Although panegyric is normally a noun, it can be used as an adjective as an alternate spelling of panegyrical, which is all that is happening here. It simply means laudatory. Per the OED:
Of the nature of a panegyric or eulogy; publicly or elaborately expressing praise or commendation; eulogistic, encomiastic, laudatory.
Citations for the shorter form of the adjective include:
- A. 1631 Donne Litanie xxiii. Poems (1654) 344 ― In Panegyrique Allelujaes.
- 1706 Maule Hist. Picts in Misc. Scot. I. 17 ― The panegyrick author after a sort doth show.
- 1737 Pope Hor. Epist. ɪɪ. i. 405 ― I’m not used to panegyrick strains.
- 1774 Mason Elegies i. Poems 46 ― Cautious I strike the panegyric string.
Here is an illustrative citation for the more verbose version of the adjective:
- 1755 J. Shebbeare Lydia (1769) I. 405 ― A dead lord··is always to receive honourable interment and a panegyrical epitaph.
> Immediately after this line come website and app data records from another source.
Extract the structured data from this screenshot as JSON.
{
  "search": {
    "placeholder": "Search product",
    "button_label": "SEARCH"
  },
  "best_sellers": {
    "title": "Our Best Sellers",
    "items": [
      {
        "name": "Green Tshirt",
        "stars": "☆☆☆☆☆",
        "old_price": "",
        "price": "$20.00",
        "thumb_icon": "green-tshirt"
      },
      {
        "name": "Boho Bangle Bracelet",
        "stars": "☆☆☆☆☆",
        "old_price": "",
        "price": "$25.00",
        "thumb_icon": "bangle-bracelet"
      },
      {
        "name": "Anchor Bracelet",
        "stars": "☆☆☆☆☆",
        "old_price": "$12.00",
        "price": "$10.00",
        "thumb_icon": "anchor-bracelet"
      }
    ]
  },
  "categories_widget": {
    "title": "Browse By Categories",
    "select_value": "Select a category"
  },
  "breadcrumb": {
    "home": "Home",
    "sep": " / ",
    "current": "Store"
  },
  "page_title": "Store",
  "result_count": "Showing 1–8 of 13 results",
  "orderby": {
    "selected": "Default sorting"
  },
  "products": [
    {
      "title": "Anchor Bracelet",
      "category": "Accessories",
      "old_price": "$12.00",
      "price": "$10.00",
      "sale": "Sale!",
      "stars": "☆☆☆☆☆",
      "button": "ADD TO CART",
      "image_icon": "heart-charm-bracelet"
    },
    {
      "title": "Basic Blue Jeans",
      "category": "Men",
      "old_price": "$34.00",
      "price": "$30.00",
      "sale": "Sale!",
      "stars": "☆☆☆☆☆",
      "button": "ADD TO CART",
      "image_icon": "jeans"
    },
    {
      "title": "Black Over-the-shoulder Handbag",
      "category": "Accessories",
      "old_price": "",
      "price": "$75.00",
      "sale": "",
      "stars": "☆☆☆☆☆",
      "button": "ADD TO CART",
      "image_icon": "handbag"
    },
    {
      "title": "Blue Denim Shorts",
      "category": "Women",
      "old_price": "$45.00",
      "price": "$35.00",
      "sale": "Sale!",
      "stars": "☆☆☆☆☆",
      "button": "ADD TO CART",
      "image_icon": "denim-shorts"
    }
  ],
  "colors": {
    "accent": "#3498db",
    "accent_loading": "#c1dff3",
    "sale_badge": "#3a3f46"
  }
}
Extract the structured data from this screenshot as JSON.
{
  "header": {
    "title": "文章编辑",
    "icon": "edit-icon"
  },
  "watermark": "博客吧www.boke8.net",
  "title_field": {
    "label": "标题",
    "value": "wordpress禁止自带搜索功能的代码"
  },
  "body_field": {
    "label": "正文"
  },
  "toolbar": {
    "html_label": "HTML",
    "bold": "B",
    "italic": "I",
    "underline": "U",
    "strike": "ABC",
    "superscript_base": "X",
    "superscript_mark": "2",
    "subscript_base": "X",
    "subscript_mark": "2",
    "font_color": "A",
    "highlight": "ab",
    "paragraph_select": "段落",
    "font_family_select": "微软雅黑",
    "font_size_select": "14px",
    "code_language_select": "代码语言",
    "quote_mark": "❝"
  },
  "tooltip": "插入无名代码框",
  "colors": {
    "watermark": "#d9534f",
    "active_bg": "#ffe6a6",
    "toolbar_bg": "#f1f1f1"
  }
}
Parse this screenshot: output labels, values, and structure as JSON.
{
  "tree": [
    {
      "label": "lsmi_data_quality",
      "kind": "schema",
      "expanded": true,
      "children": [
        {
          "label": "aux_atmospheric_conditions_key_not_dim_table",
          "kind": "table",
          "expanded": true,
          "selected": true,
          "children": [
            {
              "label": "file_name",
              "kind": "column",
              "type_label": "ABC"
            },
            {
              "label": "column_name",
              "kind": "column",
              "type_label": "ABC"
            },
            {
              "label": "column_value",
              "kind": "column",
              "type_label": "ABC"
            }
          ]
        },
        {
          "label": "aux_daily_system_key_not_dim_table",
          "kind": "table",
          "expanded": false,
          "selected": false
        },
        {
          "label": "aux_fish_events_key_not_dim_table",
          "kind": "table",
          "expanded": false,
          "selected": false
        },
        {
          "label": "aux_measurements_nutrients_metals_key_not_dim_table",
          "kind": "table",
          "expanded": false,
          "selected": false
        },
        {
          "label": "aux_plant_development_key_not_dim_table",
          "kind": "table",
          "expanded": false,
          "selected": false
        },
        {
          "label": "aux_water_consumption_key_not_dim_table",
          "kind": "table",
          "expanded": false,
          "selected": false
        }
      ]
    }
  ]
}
The word started showing up in English in the early 1600s, about a hundred years after it first appeared in French, whence it was borrowed from a Latinized version of the original Greek, πανηγυρικός, meaning fit for a public assembly or festival, from πανήγυρις.
The two noun senses in the OED are:
- A public speech or writing in praise of some person, thing, or achievement; a laudatory discourse, a formal or elaborate encomium or eulogy. Const. on, upon, formerly of.
- Elaborate praise; eulogy; laudation.
Here are several citations for the noun senses:
- 1697 Potter Antiq. Greece ɪᴠ. viii. (1715) 227 ― The Company··were some‐times entertain’d with a Panegyrick upon the dead Person.
- 1762 Goldsm. Cit. W. I. Pref. 5 ― In this season of panegyric, when scarce an author passes unpraised either by his friends or himself.
- 1879 Froude Cæsar xxviii. 491 ― After Cato’s death Cicero published a panegyric upon him.